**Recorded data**
:::

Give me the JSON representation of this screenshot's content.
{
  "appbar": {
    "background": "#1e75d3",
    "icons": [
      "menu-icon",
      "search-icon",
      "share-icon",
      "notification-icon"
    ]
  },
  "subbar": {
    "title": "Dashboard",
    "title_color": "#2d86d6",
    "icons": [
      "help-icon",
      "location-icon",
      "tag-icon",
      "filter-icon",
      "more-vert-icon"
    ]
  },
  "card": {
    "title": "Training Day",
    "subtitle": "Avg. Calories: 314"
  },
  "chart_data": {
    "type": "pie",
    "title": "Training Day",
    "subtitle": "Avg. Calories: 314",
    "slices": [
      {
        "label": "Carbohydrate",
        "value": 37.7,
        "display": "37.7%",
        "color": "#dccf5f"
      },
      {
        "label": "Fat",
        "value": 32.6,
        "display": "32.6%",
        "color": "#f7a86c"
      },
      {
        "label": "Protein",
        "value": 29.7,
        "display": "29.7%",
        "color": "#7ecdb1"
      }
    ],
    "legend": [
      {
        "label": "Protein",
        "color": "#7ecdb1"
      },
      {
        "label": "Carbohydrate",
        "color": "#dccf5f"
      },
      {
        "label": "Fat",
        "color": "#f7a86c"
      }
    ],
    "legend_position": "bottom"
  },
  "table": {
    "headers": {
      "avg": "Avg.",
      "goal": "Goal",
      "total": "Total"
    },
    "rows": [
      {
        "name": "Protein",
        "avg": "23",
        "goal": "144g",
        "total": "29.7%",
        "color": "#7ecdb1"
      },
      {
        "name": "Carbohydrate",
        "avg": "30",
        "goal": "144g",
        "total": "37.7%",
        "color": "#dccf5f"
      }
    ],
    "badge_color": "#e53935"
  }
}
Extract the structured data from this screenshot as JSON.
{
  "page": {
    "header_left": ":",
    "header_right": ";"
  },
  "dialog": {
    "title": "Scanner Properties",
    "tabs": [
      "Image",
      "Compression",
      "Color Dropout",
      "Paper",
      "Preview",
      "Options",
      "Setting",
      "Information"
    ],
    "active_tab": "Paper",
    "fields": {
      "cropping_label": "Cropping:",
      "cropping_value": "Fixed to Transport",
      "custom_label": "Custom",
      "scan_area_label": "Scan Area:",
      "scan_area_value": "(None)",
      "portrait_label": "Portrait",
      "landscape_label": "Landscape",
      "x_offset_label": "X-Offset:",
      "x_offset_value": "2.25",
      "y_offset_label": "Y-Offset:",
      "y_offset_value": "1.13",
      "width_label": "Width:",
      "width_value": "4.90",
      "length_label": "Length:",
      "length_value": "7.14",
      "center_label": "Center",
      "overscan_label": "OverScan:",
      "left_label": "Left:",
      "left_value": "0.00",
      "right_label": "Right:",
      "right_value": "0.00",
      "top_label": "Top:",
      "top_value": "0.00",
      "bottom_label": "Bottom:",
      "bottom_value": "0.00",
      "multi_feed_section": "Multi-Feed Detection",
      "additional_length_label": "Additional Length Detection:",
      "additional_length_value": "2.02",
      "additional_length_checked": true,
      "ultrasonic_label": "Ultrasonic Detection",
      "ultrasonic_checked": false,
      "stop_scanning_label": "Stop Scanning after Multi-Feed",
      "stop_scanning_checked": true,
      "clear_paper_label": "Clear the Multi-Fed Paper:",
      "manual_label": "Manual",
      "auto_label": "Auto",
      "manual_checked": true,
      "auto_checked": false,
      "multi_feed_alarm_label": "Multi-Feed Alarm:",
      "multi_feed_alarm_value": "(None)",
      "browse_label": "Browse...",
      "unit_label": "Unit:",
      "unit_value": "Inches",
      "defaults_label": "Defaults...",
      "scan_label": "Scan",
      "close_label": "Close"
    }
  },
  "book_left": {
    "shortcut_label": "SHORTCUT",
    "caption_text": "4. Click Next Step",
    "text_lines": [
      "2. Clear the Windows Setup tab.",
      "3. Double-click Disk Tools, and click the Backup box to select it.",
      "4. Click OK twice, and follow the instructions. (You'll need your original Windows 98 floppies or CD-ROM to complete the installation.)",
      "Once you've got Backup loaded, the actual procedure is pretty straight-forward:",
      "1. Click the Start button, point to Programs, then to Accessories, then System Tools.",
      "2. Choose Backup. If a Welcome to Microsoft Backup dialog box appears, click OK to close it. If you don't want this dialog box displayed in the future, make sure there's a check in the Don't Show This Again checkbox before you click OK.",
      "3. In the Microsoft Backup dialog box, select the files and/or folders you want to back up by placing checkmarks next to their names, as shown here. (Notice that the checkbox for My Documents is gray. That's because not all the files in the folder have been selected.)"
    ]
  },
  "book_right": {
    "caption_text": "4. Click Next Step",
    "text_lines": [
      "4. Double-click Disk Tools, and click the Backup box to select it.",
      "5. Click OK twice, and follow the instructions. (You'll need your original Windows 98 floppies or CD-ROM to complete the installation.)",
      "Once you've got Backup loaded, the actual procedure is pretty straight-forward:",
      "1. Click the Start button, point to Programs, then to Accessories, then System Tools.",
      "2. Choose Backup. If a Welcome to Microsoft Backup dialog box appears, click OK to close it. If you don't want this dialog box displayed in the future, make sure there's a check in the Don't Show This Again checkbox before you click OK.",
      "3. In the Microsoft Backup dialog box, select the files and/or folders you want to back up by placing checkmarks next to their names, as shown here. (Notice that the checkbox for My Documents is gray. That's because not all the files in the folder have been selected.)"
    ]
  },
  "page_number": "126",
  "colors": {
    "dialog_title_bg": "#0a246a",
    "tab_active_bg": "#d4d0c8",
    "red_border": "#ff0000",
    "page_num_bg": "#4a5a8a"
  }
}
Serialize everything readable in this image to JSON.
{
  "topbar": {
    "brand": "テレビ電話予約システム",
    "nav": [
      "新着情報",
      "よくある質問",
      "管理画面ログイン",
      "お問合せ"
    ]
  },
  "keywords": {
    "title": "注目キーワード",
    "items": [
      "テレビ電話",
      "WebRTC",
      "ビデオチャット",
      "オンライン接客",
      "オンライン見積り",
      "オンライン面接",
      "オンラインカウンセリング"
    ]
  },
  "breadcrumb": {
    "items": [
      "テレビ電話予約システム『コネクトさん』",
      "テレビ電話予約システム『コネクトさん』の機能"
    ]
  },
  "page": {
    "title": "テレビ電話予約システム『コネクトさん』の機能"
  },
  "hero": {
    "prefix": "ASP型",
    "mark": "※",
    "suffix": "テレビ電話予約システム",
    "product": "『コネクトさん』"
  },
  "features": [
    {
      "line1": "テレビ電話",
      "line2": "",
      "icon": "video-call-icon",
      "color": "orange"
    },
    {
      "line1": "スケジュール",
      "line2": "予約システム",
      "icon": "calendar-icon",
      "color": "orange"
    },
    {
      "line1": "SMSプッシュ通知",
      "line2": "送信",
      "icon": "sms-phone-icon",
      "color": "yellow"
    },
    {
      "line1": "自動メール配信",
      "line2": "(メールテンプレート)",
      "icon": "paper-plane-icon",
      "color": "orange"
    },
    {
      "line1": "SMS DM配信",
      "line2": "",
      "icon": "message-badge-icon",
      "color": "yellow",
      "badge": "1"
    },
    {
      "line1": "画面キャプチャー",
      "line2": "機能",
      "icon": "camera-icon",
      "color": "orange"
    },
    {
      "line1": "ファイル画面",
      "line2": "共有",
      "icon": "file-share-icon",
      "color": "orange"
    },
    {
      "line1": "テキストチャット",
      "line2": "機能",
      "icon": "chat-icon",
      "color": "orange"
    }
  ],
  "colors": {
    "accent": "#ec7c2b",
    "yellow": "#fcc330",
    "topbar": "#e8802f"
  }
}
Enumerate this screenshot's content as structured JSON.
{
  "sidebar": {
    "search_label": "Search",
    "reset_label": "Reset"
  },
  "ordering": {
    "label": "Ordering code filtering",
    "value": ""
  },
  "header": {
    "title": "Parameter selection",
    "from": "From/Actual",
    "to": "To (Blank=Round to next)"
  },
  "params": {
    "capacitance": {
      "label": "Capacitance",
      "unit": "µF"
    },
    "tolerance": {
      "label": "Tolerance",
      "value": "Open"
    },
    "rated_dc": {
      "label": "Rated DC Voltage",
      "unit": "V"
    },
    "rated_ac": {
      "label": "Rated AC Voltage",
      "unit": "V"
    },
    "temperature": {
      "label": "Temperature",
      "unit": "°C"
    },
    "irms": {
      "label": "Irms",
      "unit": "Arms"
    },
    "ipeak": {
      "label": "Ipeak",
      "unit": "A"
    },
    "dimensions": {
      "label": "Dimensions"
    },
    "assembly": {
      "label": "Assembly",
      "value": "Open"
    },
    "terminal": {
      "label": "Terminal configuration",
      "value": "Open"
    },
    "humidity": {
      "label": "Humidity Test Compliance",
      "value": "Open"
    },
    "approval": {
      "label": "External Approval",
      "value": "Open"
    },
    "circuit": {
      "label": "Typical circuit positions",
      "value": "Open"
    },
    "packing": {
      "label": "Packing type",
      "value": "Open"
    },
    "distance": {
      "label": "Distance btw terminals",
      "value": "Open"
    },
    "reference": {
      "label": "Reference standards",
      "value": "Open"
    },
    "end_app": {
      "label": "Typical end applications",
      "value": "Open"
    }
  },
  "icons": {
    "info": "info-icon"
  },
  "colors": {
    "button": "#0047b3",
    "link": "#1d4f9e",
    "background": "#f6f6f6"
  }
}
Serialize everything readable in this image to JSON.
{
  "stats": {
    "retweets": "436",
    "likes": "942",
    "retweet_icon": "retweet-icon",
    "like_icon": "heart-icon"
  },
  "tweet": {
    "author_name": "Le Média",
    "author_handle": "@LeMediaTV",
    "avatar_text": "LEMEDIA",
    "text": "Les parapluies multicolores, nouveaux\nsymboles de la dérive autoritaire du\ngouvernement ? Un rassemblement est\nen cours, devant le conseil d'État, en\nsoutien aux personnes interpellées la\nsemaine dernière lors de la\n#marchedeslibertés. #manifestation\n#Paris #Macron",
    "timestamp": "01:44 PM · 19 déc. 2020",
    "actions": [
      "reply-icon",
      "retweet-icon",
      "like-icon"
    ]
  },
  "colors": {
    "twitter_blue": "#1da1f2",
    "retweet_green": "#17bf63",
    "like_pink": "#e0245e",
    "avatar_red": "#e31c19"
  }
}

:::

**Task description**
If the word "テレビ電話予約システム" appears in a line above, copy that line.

**Final answer**
    "brand": "テレビ電話予約システム",
      "テレビ電話予約システム『コネクトさん』",
      "テレビ電話予約システム『コネクトさん』の機能"
    "title": "テレビ電話予約システム『コネクトさん』の機能"
    "suffix": "テレビ電話予約システム",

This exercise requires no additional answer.